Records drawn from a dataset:
════

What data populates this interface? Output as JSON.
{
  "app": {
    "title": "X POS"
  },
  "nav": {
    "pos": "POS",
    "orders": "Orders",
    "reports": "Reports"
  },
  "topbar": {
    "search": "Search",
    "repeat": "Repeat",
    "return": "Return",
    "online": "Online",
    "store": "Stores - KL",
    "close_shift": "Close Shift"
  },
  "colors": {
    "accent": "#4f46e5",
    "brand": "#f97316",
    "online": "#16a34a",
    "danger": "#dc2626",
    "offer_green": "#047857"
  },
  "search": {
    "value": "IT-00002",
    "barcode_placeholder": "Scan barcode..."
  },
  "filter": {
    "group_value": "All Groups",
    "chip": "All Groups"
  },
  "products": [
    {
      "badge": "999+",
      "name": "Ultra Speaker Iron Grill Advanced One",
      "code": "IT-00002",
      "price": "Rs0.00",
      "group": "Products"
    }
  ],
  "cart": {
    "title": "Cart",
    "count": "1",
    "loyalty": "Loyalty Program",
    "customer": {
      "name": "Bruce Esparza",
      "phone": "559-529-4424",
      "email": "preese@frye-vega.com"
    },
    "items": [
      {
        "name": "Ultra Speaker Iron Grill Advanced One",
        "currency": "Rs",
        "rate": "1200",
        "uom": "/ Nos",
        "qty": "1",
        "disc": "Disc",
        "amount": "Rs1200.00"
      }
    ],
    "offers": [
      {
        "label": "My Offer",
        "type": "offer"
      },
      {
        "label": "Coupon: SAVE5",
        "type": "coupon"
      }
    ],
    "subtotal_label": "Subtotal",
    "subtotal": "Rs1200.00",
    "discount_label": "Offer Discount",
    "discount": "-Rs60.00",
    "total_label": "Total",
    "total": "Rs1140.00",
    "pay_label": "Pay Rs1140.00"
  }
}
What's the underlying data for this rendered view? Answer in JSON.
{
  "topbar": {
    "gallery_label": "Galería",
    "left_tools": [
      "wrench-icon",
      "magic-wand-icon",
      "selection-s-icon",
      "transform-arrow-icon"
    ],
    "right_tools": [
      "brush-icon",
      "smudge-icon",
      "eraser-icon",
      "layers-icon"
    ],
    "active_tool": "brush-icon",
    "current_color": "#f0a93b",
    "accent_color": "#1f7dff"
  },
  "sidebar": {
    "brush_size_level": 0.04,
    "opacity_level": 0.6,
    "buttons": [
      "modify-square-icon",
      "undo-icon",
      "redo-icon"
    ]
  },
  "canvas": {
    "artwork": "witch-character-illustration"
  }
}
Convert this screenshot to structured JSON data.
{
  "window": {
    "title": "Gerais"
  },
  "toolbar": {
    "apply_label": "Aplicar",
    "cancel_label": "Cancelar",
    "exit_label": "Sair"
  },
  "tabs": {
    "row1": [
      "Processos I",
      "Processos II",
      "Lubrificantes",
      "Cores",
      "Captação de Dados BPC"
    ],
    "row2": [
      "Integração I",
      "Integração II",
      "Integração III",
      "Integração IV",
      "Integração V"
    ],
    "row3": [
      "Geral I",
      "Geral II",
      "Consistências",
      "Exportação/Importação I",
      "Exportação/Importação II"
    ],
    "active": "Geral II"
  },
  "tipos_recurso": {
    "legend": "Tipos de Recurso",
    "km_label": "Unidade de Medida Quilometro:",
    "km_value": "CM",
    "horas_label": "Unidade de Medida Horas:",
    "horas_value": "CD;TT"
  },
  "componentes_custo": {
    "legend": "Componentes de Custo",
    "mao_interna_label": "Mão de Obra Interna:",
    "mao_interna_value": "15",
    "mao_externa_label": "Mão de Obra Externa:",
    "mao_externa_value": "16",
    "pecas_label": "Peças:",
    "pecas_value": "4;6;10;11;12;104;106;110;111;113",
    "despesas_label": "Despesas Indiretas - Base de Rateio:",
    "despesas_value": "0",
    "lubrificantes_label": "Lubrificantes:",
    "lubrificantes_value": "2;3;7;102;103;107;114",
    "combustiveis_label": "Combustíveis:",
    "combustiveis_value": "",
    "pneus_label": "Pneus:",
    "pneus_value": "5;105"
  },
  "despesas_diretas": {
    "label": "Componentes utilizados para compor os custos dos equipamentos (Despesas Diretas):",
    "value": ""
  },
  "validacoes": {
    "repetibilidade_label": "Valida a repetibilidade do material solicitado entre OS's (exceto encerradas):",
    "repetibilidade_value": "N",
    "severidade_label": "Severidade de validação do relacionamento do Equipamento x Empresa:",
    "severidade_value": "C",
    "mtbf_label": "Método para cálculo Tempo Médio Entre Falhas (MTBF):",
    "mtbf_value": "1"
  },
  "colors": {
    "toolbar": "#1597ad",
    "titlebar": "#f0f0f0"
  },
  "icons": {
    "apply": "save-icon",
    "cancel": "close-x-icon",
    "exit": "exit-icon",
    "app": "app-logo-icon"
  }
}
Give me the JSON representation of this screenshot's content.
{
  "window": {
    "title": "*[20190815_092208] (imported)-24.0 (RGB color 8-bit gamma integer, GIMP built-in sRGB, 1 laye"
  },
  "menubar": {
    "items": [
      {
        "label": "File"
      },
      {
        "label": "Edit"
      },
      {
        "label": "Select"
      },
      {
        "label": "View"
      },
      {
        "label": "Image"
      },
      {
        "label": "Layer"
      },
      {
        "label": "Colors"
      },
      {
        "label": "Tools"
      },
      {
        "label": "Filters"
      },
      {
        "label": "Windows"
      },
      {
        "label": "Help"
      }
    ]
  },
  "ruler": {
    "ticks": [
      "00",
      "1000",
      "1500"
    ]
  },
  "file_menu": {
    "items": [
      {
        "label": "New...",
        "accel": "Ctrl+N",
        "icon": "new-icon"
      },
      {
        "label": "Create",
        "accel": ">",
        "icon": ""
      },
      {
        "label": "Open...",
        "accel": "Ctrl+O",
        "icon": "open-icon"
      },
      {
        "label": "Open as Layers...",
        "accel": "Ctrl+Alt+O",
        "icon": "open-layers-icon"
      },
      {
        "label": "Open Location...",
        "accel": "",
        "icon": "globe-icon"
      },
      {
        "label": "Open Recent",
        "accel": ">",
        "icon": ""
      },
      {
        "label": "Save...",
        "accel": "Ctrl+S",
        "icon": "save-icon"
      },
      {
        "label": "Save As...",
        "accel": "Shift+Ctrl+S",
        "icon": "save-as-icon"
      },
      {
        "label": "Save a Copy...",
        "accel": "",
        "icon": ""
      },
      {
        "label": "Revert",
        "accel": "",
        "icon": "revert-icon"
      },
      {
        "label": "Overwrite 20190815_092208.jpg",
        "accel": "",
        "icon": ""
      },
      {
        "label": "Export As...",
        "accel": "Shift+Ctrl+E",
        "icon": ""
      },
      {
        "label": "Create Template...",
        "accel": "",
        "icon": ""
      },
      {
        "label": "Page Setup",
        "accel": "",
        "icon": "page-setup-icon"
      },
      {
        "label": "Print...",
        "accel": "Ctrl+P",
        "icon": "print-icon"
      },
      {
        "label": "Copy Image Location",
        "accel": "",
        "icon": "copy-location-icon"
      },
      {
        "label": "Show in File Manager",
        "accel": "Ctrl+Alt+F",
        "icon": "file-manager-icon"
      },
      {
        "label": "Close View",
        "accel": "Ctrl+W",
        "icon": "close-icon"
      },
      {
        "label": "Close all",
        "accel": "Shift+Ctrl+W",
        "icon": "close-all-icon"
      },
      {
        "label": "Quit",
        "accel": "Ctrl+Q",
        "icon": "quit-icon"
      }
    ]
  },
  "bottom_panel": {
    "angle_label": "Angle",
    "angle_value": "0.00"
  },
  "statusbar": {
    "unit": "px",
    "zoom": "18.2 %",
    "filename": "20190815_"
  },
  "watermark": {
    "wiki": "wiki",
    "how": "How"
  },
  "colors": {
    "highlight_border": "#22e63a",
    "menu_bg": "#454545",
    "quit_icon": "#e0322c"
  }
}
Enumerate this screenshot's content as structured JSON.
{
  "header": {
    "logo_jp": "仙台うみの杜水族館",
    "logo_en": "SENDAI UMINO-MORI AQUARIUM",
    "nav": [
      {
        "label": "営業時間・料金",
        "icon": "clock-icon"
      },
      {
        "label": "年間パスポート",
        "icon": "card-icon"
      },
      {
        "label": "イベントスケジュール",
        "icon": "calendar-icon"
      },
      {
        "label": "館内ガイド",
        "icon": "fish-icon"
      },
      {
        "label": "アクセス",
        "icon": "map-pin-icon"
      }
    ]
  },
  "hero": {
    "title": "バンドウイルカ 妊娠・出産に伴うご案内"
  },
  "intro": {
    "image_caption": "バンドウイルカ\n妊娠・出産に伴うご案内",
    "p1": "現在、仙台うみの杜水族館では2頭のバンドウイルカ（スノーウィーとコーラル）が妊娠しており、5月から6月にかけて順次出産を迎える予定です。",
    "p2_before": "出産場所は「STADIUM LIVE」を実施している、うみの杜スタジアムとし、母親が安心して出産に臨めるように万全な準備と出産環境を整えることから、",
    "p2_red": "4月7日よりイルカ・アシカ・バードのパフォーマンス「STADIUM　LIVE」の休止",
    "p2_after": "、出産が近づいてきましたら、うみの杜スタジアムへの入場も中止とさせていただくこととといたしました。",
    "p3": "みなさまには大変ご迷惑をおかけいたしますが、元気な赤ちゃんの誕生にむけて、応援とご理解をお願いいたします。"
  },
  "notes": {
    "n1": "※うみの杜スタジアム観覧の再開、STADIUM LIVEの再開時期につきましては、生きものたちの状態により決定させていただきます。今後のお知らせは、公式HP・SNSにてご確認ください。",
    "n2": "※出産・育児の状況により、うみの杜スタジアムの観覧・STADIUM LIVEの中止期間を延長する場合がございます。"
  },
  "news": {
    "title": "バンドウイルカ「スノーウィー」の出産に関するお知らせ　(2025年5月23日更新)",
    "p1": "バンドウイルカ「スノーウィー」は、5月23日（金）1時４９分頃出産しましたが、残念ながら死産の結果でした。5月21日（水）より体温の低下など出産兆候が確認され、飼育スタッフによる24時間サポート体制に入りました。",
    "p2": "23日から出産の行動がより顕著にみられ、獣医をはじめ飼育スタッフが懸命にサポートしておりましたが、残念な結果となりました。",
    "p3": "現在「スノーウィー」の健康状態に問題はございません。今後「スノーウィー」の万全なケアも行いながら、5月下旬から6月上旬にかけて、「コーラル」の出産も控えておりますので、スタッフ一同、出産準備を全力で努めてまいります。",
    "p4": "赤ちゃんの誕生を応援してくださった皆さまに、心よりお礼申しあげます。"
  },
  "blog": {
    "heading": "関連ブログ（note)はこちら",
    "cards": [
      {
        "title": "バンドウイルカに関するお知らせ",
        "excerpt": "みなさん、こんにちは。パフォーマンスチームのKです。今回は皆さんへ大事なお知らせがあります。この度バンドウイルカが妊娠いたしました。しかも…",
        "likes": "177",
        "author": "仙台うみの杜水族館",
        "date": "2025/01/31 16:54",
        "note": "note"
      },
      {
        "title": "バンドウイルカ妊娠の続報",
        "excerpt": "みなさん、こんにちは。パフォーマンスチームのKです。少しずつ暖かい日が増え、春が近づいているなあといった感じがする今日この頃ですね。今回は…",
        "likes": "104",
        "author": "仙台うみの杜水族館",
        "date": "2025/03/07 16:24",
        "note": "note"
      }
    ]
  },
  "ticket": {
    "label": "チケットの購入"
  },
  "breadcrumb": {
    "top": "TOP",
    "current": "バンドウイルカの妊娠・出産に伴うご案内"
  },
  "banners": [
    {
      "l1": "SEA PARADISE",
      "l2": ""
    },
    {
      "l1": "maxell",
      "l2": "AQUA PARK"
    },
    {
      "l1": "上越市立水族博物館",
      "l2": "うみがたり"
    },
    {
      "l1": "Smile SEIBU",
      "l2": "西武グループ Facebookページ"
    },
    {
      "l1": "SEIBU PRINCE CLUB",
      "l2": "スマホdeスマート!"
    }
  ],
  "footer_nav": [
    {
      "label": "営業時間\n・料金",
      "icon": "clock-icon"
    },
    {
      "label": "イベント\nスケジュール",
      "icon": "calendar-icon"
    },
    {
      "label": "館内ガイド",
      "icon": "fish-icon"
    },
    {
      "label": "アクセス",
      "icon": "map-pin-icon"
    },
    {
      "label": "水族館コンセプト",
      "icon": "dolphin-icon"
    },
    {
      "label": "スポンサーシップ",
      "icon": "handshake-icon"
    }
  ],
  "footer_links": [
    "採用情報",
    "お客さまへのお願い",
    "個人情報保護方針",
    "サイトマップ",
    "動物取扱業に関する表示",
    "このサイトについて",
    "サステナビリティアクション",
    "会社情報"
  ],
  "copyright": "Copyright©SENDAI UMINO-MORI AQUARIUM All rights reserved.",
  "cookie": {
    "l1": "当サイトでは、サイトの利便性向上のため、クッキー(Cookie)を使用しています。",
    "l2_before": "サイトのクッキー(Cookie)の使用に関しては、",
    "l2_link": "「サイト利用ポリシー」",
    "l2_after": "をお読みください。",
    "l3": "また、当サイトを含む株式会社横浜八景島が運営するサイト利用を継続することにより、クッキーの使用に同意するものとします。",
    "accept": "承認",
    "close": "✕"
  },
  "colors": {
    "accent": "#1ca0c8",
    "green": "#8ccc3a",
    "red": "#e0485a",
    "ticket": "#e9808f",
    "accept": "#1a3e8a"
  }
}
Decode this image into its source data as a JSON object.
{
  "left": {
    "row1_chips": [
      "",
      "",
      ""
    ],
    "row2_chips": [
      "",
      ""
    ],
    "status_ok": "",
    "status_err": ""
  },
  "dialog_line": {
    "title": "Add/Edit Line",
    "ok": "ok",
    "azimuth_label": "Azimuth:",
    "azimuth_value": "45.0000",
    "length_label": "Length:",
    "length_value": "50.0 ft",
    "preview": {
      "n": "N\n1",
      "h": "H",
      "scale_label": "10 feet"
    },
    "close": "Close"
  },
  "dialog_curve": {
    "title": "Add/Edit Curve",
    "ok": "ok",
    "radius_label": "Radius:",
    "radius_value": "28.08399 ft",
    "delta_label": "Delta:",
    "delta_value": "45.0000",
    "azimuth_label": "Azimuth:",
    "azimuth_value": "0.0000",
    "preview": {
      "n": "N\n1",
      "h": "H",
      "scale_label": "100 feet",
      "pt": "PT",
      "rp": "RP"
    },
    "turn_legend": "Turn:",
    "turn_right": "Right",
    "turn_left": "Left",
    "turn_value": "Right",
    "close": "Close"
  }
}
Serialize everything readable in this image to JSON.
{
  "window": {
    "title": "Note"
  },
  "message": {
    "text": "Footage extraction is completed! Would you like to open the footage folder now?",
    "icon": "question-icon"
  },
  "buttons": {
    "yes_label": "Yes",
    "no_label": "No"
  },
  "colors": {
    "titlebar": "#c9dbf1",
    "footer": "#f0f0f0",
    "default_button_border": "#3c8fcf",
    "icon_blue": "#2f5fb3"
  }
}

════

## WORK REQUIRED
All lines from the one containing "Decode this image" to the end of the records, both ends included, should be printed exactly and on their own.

## TASK ANSWER
Decode this image into its source data as a JSON object.
{
  "left": {
    "row1_chips": [
      "",
      "",
      ""
    ],
    "row2_chips": [
      "",
      ""
    ],
    "status_ok": "",
    "status_err": ""
  },
  "dialog_line": {
    "title": "Add/Edit Line",
    "ok": "ok",
    "azimuth_label": "Azimuth:",
    "azimuth_value": "45.0000",
    "length_label": "Length:",
    "length_value": "50.0 ft",
    "preview": {
      "n": "N\n1",
      "h": "H",
      "scale_label": "10 feet"
    },
    "close": "Close"
  },
  "dialog_curve": {
    "title": "Add/Edit Curve",
    "ok": "ok",
    "radius_label": "Radius:",
    "radius_value": "28.08399 ft",
    "delta_label": "Delta:",
    "delta_value": "45.0000",
    "azimuth_label": "Azimuth:",
    "azimuth_value": "0.0000",
    "preview": {
      "n": "N\n1",
      "h": "H",
      "scale_label": "100 feet",
      "pt": "PT",
      "rp": "RP"
    },
    "turn_legend": "Turn:",
    "turn_right": "Right",
    "turn_left": "Left",
    "turn_value": "Right",
    "close": "Close"
  }
}
Serialize everything readable in this image to JSON.
{
  "window": {
    "title": "Note"
  },
  "message": {
    "text": "Footage extraction is completed! Would you like to open the footage folder now?",
    "icon": "question-icon"
  },
  "buttons": {
    "yes_label": "Yes",
    "no_label": "No"
  },
  "colors": {
    "titlebar": "#c9dbf1",
    "footer": "#f0f0f0",
    "default_button_border": "#3c8fcf",
    "icon_blue": "#2f5fb3"
  }
}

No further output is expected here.